• _PROVIDED RECORDS_

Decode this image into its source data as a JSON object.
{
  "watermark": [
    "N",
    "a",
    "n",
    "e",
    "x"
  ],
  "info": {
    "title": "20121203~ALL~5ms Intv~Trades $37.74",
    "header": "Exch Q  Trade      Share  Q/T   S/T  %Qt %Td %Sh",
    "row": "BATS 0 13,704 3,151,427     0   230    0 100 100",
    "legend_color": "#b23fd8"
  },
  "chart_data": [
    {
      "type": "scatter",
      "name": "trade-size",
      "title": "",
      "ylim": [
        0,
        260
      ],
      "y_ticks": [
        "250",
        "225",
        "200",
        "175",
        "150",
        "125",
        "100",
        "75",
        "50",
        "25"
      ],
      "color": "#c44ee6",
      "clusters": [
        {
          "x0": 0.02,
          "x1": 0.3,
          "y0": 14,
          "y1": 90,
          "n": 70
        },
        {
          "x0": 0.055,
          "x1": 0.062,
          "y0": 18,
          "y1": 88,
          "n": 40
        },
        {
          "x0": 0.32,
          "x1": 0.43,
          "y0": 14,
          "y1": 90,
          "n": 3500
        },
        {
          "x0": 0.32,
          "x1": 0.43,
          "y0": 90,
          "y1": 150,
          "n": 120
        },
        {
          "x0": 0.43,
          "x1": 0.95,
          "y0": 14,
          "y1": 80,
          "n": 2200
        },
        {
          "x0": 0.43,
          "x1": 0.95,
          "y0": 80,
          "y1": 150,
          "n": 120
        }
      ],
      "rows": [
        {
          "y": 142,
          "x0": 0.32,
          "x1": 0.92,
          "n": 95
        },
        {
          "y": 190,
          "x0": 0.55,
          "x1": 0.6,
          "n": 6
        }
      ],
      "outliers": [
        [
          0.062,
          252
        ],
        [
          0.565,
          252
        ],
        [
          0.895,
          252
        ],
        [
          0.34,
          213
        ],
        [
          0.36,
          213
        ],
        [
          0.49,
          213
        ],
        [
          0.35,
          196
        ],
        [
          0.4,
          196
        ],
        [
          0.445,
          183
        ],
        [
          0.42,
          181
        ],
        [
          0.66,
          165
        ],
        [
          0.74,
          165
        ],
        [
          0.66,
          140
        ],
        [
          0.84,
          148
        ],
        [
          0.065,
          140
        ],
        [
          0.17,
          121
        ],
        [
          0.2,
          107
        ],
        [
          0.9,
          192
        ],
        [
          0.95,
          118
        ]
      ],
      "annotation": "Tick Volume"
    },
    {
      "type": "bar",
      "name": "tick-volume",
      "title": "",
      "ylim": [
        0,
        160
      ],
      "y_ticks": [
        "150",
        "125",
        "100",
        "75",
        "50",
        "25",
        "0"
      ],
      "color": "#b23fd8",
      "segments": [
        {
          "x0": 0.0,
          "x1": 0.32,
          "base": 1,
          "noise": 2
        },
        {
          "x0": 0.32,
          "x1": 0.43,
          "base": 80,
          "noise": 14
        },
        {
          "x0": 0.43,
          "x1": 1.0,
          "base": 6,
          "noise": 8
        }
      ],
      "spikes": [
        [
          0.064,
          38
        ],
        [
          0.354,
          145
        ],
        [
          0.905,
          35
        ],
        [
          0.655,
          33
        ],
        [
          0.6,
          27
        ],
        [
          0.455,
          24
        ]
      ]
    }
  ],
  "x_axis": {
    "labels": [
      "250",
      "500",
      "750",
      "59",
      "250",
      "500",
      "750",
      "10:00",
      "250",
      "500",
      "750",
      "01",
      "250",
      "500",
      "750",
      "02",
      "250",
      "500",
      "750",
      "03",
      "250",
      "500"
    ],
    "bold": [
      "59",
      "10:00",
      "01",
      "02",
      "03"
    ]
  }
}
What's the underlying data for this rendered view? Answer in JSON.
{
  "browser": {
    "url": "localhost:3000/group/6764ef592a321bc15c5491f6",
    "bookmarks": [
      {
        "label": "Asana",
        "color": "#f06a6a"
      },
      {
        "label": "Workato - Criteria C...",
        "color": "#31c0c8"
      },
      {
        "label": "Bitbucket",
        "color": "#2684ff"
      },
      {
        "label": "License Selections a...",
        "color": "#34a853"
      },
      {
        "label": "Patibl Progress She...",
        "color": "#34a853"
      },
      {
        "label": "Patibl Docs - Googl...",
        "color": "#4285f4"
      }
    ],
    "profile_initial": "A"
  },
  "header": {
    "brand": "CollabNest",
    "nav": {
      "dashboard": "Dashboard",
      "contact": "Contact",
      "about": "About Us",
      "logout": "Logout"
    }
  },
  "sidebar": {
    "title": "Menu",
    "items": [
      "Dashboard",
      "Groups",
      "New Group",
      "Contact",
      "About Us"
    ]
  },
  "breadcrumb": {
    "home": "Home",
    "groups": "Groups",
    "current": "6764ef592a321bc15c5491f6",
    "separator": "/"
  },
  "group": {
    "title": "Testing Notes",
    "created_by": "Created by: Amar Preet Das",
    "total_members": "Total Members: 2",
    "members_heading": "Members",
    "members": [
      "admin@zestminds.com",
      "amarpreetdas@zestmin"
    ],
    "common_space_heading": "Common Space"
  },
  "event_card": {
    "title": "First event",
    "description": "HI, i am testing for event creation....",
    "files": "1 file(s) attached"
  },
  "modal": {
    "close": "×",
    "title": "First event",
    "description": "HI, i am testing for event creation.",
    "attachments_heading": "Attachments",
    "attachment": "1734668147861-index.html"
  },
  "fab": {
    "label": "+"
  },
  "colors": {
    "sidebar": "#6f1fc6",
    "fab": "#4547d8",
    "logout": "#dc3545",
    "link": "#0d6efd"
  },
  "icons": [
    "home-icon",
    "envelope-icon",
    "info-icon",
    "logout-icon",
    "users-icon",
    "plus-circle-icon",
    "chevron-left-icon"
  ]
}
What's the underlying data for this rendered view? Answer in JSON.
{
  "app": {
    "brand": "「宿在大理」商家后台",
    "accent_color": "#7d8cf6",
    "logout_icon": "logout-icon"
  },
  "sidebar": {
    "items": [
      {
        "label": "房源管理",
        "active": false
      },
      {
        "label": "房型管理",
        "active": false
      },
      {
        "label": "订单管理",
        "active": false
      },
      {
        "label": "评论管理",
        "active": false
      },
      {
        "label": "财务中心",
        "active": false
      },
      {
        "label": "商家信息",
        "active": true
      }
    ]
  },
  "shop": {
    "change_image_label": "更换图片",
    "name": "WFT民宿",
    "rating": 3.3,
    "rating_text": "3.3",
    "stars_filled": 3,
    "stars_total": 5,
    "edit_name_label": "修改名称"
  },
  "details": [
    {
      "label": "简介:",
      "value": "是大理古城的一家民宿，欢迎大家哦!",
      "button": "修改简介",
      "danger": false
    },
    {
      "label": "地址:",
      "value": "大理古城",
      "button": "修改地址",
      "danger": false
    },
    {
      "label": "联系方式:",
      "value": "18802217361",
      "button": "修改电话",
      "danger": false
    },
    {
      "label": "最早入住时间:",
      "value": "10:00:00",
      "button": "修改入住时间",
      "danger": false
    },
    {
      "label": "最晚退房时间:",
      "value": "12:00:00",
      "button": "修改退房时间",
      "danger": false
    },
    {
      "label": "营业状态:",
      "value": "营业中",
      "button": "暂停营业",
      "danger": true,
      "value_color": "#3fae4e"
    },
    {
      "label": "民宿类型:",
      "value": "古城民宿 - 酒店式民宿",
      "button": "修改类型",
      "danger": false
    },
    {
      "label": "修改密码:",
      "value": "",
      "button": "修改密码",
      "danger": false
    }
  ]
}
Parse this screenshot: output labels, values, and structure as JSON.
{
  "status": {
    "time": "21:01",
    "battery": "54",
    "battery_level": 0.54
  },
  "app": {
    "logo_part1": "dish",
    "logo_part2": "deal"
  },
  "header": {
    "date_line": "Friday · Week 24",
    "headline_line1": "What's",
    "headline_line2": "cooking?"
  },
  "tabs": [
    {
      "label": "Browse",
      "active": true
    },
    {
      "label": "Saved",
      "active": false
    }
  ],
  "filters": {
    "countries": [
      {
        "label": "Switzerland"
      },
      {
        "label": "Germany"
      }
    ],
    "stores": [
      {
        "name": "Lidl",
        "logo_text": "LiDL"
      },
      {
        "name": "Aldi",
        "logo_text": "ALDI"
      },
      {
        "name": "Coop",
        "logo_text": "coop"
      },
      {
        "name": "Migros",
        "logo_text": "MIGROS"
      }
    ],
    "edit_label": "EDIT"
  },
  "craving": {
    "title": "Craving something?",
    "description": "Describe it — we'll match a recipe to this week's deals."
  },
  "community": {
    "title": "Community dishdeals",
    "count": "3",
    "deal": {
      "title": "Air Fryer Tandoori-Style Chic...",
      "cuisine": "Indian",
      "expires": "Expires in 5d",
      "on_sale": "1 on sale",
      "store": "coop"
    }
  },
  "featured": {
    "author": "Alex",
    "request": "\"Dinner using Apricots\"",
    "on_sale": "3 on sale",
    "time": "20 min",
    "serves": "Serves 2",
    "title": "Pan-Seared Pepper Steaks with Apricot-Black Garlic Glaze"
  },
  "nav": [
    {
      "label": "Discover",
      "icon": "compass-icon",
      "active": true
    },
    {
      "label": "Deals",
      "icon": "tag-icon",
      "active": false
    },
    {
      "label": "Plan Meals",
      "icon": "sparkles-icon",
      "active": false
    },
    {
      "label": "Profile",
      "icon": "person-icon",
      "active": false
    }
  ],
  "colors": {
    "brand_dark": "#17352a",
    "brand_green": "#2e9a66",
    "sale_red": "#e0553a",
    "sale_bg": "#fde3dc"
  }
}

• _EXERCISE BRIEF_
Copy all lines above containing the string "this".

• _ANSWER_
Decode this image into its source data as a JSON object.
What's the underlying data for this rendered view? Answer in JSON.
What's the underlying data for this rendered view? Answer in JSON.
Parse this screenshot: output labels, values, and structure as JSON.
    "description": "Describe it — we'll match a recipe to this week's deals."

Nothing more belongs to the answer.